Write out all the data verbatim. Skip images.
....................
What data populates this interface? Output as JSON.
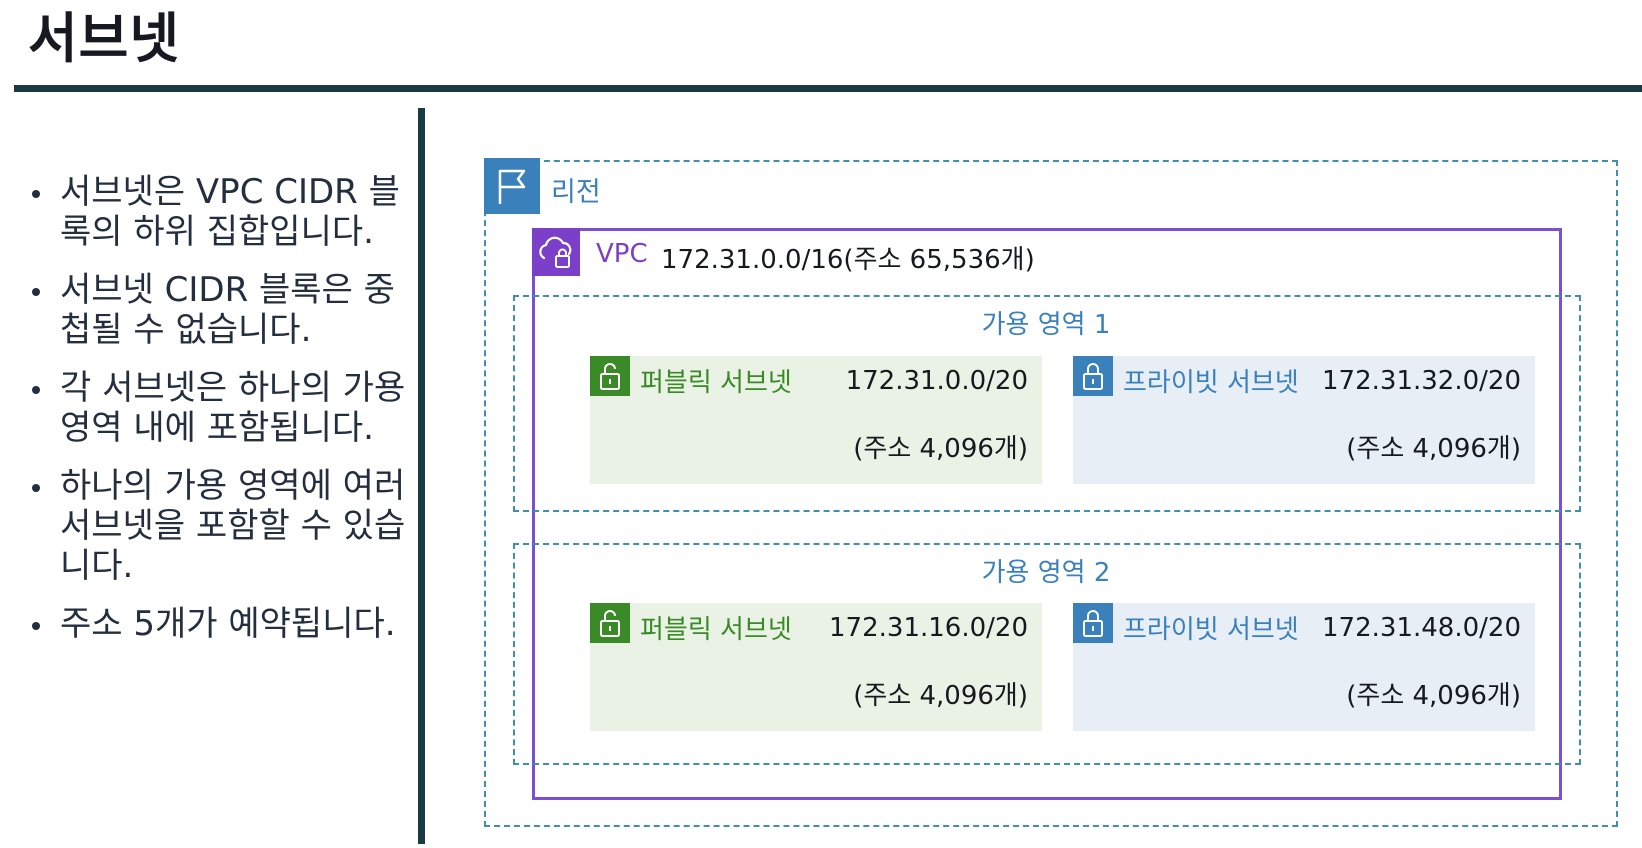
{
  "title": "서브넷",
  "bullets": [
    "서브넷은 VPC CIDR 블록의 하위 집합입니다.",
    "서브넷 CIDR 블록은 중첩될 수 없습니다.",
    "각 서브넷은 하나의 가용 영역 내에 포함됩니다.",
    "하나의 가용 영역에 여러 서브넷을 포함할 수 있습니다.",
    "주소 5개가 예약됩니다."
  ],
  "diagram": {
    "region": {
      "label": "리전",
      "icon": "flag-icon"
    },
    "vpc": {
      "label": "VPC",
      "cidr": "172.31.0.0/16(주소 65,536개)",
      "icon": "cloud-lock-icon"
    },
    "availability_zones": [
      {
        "label": "가용 영역 1",
        "subnets": [
          {
            "name": "퍼블릭 서브넷",
            "cidr": "172.31.0.0/20",
            "addresses": "(주소 4,096개)",
            "icon": "unlock-icon"
          },
          {
            "name": "프라이빗 서브넷",
            "cidr": "172.31.32.0/20",
            "addresses": "(주소 4,096개)",
            "icon": "lock-icon"
          }
        ]
      },
      {
        "label": "가용 영역 2",
        "subnets": [
          {
            "name": "퍼블릭 서브넷",
            "cidr": "172.31.16.0/20",
            "addresses": "(주소 4,096개)",
            "icon": "unlock-icon"
          },
          {
            "name": "프라이빗 서브넷",
            "cidr": "172.31.48.0/20",
            "addresses": "(주소 4,096개)",
            "icon": "lock-icon"
          }
        ]
      }
    ]
  },
  "colors": {
    "heading_rule": "#1b3b44",
    "region": "#3a81bc",
    "vpc": "#7b3fc9",
    "public_subnet": "#3b8a28",
    "public_subnet_bg": "#e9f2e5",
    "private_subnet": "#3a81bc",
    "private_subnet_bg": "#e8eef5"
  }
}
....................
Task result:
What data populates this interface? Output as JSON.
{
  "title": "서브넷",
  "bullets": [
    "서브넷은 VPC CIDR 블록의 하위 집합입니다.",
    "서브넷 CIDR 블록은 중첩될 수 없습니다.",
    "각 서브넷은 하나의 가용 영역 내에 포함됩니다.",
    "하나의 가용 영역에 여러 서브넷을 포함할 수 있습니다.",
    "주소 5개가 예약됩니다."
  ],
  "diagram": {
    "region": {
      "label": "리전",
      "icon": "flag-icon"
    },
    "vpc": {
      "label": "VPC",
      "cidr": "172.31.0.0/16(주소 65,536개)",
      "icon": "cloud-lock-icon"
    },
    "availability_zones": [
      {
        "label": "가용 영역 1",
        "subnets": [
          {
            "name": "퍼블릭 서브넷",
            "cidr": "172.31.0.0/20",
            "addresses": "(주소 4,096개)",
            "icon": "unlock-icon"
          },
          {
            "name": "프라이빗 서브넷",
            "cidr": "172.31.32.0/20",
            "addresses": "(주소 4,096개)",
            "icon": "lock-icon"
          }
        ]
      },
      {
        "label": "가용 영역 2",
        "subnets": [
          {
            "name": "퍼블릭 서브넷",
            "cidr": "172.31.16.0/20",
            "addresses": "(주소 4,096개)",
            "icon": "unlock-icon"
          },
          {
            "name": "프라이빗 서브넷",
            "cidr": "172.31.48.0/20",
            "addresses": "(주소 4,096개)",
            "icon": "lock-icon"
          }
        ]
      }
    ]
  },
  "colors": {
    "heading_rule": "#1b3b44",
    "region": "#3a81bc",
    "vpc": "#7b3fc9",
    "public_subnet": "#3b8a28",
    "public_subnet_bg": "#e9f2e5",
    "private_subnet": "#3a81bc",
    "private_subnet_bg": "#e8eef5"
  }
}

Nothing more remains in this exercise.